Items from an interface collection
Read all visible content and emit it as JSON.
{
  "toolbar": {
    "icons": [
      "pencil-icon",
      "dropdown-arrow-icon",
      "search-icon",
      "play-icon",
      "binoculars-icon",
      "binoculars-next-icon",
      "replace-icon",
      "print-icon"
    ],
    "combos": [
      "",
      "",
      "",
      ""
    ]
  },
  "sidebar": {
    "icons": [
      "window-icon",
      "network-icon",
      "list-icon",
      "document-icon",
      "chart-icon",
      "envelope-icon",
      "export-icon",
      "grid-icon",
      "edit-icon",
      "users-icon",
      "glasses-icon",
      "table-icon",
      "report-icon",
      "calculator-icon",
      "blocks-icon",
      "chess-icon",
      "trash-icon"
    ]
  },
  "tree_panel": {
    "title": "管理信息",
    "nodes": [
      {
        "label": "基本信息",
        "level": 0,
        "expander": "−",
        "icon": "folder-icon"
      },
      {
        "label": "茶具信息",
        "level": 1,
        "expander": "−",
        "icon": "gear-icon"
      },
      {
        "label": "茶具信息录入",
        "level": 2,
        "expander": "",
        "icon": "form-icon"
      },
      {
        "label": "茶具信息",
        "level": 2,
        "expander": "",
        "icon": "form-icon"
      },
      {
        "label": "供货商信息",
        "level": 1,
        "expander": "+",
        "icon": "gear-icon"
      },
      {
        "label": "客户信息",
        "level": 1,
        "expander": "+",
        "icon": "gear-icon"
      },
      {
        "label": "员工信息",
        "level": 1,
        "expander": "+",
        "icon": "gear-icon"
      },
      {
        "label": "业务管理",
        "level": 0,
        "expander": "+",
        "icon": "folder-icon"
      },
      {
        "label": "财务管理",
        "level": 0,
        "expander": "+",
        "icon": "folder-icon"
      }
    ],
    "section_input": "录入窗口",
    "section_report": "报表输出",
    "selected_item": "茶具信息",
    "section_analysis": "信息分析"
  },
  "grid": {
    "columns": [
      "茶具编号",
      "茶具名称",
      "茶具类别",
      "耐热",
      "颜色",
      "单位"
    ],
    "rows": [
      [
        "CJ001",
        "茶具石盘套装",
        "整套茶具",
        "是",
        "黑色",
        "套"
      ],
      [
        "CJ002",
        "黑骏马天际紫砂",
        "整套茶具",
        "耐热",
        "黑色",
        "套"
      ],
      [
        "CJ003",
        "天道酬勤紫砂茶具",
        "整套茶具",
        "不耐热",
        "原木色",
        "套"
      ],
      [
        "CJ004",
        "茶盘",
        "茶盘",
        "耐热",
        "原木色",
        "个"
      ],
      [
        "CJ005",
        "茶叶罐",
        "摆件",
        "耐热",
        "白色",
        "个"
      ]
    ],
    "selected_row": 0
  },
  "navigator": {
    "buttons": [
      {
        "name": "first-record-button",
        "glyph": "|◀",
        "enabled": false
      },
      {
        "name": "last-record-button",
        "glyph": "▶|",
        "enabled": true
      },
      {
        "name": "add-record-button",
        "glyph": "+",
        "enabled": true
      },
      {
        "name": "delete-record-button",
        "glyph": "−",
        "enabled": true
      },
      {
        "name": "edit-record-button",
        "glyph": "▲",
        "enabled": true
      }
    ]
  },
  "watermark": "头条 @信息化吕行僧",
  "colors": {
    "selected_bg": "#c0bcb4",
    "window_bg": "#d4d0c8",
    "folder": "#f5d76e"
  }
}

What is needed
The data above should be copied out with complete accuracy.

Task solution
Read all visible content and emit it as JSON.
{
  "toolbar": {
    "icons": [
      "pencil-icon",
      "dropdown-arrow-icon",
      "search-icon",
      "play-icon",
      "binoculars-icon",
      "binoculars-next-icon",
      "replace-icon",
      "print-icon"
    ],
    "combos": [
      "",
      "",
      "",
      ""
    ]
  },
  "sidebar": {
    "icons": [
      "window-icon",
      "network-icon",
      "list-icon",
      "document-icon",
      "chart-icon",
      "envelope-icon",
      "export-icon",
      "grid-icon",
      "edit-icon",
      "users-icon",
      "glasses-icon",
      "table-icon",
      "report-icon",
      "calculator-icon",
      "blocks-icon",
      "chess-icon",
      "trash-icon"
    ]
  },
  "tree_panel": {
    "title": "管理信息",
    "nodes": [
      {
        "label": "基本信息",
        "level": 0,
        "expander": "−",
        "icon": "folder-icon"
      },
      {
        "label": "茶具信息",
        "level": 1,
        "expander": "−",
        "icon": "gear-icon"
      },
      {
        "label": "茶具信息录入",
        "level": 2,
        "expander": "",
        "icon": "form-icon"
      },
      {
        "label": "茶具信息",
        "level": 2,
        "expander": "",
        "icon": "form-icon"
      },
      {
        "label": "供货商信息",
        "level": 1,
        "expander": "+",
        "icon": "gear-icon"
      },
      {
        "label": "客户信息",
        "level": 1,
        "expander": "+",
        "icon": "gear-icon"
      },
      {
        "label": "员工信息",
        "level": 1,
        "expander": "+",
        "icon": "gear-icon"
      },
      {
        "label": "业务管理",
        "level": 0,
        "expander": "+",
        "icon": "folder-icon"
      },
      {
        "label": "财务管理",
        "level": 0,
        "expander": "+",
        "icon": "folder-icon"
      }
    ],
    "section_input": "录入窗口",
    "section_report": "报表输出",
    "selected_item": "茶具信息",
    "section_analysis": "信息分析"
  },
  "grid": {
    "columns": [
      "茶具编号",
      "茶具名称",
      "茶具类别",
      "耐热",
      "颜色",
      "单位"
    ],
    "rows": [
      [
        "CJ001",
        "茶具石盘套装",
        "整套茶具",
        "是",
        "黑色",
        "套"
      ],
      [
        "CJ002",
        "黑骏马天际紫砂",
        "整套茶具",
        "耐热",
        "黑色",
        "套"
      ],
      [
        "CJ003",
        "天道酬勤紫砂茶具",
        "整套茶具",
        "不耐热",
        "原木色",
        "套"
      ],
      [
        "CJ004",
        "茶盘",
        "茶盘",
        "耐热",
        "原木色",
        "个"
      ],
      [
        "CJ005",
        "茶叶罐",
        "摆件",
        "耐热",
        "白色",
        "个"
      ]
    ],
    "selected_row": 0
  },
  "navigator": {
    "buttons": [
      {
        "name": "first-record-button",
        "glyph": "|◀",
        "enabled": false
      },
      {
        "name": "last-record-button",
        "glyph": "▶|",
        "enabled": true
      },
      {
        "name": "add-record-button",
        "glyph": "+",
        "enabled": true
      },
      {
        "name": "delete-record-button",
        "glyph": "−",
        "enabled": true
      },
      {
        "name": "edit-record-button",
        "glyph": "▲",
        "enabled": true
      }
    ]
  },
  "watermark": "头条 @信息化吕行僧",
  "colors": {
    "selected_bg": "#c0bcb4",
    "window_bg": "#d4d0c8",
    "folder": "#f5d76e"
  }
}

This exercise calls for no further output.